I’ve only jumped on the brussels sprouts bandwagon in the last couple years but since then I’ve noticed an increase in the number of recipes available on the web as well as sprouts popping up on the menus of various bistros and pubs we’ve visited. So when I came across a Curtis Stone recipe for sprouts while researching for this month’s Potluck on I Heart Cooking Clubs, I decided to try adding a flexitarian twist and turn it into a meal.
There’s a bistro near our home in Maryland which serves caramelized brussels sprouts and mandarin oranges as an appetizer. I like the flavor and order it whenever we visit.
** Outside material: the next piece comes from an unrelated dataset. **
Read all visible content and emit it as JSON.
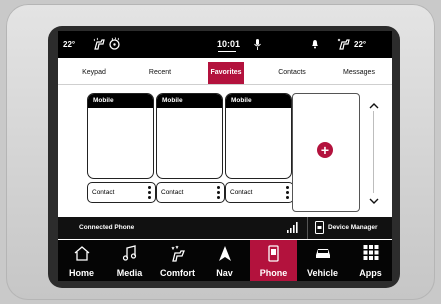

Fresh sprouts aren’t available at the moment so I crossed my fingers and used frozen. I wasn’t disappointed with the results at all! If you’re a sprouts lover, you’ll love these!
In keeping with my desire to cut down on unnecessary oil, I’ve made this oil free as well. It doesn’t take that much longer to get a nice color. The sprouts have enough water from the steaming process to make non stick cooking possible, but keep a glass of water or broth handy and add a little bit whenever the pan seems to run dry.
- 1 pound frozen Brussels Sprouts, cooked until "tender crisp" (I micro steamed mine)
- 1 - 2 oranges, depending on their size (I used navel oranges)
- salt and pepper to taste
- splash of balsamic or other vinegar to taste
- water as needed to prevent sticking
- Peel and section the oranges while the sprouts are cooking. Set aside.
- Add the steamed sprouts to a large skillet and cook over medium high heat until the pan begins to dry out. Give the pan an occasional shake and add more water if the sprouts begin to stick. Resist the temptation to constantly stir as you want the sprouts to take on a bit of color.
- Add the oranges, salt and pepper and vinegar and stir to coat.
I served mine over parsleyed rice and topped it with a drizzle of tahini yogurt dressing and a sprinkle of dukkah in order to make a meal. There are other options. You could, for example, add some caramelized onions or capers for a bit of a bite. Or use a tamari sesame glaze for an Asian note.
For the omnivores, these sprouts are great as a side to grilled salmon or steak.
Don’t forget to drop by I Heart Cooking Clubs to see the other selections for this month’s potluck!